Course offering missing for current semester as well as for previous and coming semesters
Headings with content from the Course syllabus ID2224 (Autumn 2016–) are denoted with an asterisk ( )

Content and learning outcomes

Course contents

  • Main network models and their applications for P2P, Pub/Sub Systems
  • Navigability in Structured and Unstructured Overlays
  • Basics of Spectral Graph Theory
  • Random Walks on Graphs
  • Page Rank, Graph Clustering and Community detection, Social Network Analysis
  • Algorithms for Massive Linked Data.

Intended learning outcomes

The students will after the course

  • be able to summarize and describe the main network models and research solutions that are basis for building structured and unstructured P2P overlays and Publish/subscribe systems
  • be able to summarize and describe the fundamental concepts of spectral graph theory and apply them in practice for graph topology analysis
  • be able to summarize and describe the fundamental concepts of random walk theory and its practical applications on the link analysis of social networks and the web
  • be able to elaborate on and apply algorithms for massive linked data problems (e.g., graph clustering, community detection etcetera).

Course disposition

No information inserted

Literature and preparations

Specific prerequisites

No information inserted

Recommended prerequisites

Basic knowledge in distributed systems (ID2203 and ID2210). Acquaintance with concepts and terminology associated with linear algebra, statistics, probability theory.


No information inserted


The course is loosely based on the following books:

  • John Hopcroft and Ravindran Kannan ” Foundations of Data Science” (2013)
  • David Easley and Jon Kleinberg “Networks, Crowds, and Markets: Reasoning About a Highly Connected World” (2010)

Examination and completion

If the course is discontinued, students may request to be examined during the following two academic years.

Grading scale

A, B, C, D, E, FX, F


  • LAB1 - Programming Assignments, 3.0 credits, grading scale: P, F
  • TEN1 - Examination, 4.5 credits, grading scale: A, B, C, D, E, FX, F

Based on recommendation from KTH’s coordinator for disabilities, the examiner will decide how to adapt an examination for students with documented disability.

The examiner may apply another examination format when re-examining individual students.

Written examination.

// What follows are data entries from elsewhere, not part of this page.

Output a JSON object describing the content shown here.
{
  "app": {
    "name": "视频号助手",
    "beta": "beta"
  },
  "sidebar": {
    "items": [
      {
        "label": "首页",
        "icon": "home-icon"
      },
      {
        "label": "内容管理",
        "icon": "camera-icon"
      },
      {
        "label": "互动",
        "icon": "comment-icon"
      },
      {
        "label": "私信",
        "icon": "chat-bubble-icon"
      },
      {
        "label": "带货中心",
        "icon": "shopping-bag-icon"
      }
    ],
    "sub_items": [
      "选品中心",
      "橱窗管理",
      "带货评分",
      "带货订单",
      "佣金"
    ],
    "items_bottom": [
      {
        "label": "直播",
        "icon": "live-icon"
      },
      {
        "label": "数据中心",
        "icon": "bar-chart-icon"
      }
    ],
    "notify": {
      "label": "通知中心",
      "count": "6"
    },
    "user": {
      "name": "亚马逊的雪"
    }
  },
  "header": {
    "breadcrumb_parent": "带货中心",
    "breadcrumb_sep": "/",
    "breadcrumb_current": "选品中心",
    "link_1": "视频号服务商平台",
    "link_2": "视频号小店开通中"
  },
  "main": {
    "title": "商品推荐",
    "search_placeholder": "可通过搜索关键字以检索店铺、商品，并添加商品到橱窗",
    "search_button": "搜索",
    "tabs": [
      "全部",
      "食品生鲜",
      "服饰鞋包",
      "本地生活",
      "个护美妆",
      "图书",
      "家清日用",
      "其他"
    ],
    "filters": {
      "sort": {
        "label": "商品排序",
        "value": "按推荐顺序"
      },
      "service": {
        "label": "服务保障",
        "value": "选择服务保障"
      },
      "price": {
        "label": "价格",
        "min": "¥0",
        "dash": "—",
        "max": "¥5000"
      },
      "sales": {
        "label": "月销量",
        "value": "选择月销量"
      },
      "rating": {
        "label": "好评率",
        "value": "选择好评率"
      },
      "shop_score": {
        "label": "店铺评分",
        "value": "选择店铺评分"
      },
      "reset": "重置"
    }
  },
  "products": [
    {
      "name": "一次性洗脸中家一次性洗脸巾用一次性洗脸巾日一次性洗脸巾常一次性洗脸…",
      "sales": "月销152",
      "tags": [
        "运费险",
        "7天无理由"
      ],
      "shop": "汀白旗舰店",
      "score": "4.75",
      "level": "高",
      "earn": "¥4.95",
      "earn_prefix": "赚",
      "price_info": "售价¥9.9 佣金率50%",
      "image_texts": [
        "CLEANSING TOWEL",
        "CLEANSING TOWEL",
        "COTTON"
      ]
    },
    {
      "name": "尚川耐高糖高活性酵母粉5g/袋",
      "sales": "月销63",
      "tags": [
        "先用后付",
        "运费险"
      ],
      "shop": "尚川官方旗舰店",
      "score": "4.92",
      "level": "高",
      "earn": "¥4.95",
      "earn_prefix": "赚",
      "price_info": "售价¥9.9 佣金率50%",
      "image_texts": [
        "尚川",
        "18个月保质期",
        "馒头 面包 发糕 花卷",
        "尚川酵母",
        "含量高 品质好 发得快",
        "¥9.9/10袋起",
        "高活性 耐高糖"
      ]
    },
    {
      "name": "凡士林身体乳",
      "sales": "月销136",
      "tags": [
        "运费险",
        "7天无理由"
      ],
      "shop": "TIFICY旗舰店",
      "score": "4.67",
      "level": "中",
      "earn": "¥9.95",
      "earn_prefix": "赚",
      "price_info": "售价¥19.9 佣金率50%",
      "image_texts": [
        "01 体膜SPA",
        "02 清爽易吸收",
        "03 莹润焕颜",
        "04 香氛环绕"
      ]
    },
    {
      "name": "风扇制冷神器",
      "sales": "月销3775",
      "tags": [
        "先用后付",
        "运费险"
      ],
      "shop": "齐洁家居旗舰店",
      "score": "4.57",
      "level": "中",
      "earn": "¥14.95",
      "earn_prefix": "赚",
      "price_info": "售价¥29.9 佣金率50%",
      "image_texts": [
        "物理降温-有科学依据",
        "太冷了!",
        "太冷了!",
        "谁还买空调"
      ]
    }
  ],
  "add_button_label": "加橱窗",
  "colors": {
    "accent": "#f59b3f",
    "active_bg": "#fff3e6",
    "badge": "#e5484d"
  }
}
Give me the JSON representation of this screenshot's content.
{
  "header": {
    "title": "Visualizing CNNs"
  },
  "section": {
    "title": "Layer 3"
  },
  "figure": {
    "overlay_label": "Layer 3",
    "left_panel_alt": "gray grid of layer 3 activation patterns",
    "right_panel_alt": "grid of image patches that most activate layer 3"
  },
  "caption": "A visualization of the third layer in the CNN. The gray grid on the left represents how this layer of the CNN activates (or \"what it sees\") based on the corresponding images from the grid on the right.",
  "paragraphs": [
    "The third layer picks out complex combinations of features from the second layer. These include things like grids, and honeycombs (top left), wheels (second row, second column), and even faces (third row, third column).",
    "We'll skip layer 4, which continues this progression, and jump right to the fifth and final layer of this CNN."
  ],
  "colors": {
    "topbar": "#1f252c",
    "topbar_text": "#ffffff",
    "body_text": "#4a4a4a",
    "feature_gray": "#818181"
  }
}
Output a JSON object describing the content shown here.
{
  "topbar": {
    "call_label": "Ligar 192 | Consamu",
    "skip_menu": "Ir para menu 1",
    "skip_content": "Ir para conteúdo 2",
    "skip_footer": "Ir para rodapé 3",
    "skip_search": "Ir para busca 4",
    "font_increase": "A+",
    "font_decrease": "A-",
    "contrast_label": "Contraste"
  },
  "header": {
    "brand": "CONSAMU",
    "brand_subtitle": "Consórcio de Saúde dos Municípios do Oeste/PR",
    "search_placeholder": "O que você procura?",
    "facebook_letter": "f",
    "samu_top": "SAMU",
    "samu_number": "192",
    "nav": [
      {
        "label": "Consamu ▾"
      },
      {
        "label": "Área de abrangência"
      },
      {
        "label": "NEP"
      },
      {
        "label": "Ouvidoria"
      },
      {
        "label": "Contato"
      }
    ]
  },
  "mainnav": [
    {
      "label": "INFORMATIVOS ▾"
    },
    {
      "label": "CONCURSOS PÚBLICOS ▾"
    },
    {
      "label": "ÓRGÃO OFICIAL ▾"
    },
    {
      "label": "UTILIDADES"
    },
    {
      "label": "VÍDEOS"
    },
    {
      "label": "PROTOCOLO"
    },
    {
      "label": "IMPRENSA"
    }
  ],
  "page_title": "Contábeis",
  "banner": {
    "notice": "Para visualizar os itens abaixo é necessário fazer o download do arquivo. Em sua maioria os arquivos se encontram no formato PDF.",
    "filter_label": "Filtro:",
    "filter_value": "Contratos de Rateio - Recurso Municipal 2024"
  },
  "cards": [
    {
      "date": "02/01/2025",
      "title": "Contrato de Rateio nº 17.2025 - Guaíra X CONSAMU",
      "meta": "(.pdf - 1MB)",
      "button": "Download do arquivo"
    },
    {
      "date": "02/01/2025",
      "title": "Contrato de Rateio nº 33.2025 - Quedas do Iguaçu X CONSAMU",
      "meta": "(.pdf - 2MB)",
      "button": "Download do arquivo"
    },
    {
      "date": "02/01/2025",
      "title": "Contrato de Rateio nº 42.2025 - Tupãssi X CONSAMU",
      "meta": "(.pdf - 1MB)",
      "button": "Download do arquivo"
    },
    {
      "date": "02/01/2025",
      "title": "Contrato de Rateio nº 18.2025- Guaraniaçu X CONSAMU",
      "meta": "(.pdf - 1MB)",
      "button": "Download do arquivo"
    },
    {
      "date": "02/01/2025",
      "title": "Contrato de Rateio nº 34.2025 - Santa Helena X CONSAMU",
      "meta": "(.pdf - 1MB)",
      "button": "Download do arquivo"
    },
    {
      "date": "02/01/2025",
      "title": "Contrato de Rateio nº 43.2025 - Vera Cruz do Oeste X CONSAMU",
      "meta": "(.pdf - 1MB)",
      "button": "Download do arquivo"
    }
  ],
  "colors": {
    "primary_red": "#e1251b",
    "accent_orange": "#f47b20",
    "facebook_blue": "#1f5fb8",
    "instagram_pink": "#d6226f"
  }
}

Laboratory tasks.

Opportunity to complete the requirements via supplementary examination

No information inserted

Opportunity to raise an approved grade via renewed examination

No information inserted


Profile picture Sarunas Girdzijauskas

Ethical approach

  • All members of a group are responsible for the group's work.
  • In any assessment, every student shall honestly disclose any help received and sources used.
  • In an oral assessment, every student shall be able to present and answer questions about the entire assignment and solution.

Further information

Course web

Further information about the course can be found on the Course web at the link below. Information on the Course web will later be moved to this site.

Course web ID2224

Offered by

ICT/Software and Computer system

Main field of study

Computer Science and Engineering

Education cycle

Second cycle

Add-on studies

No information inserted

Supplementary information

Thios course will never be given. The material will be dsitributed to other courses.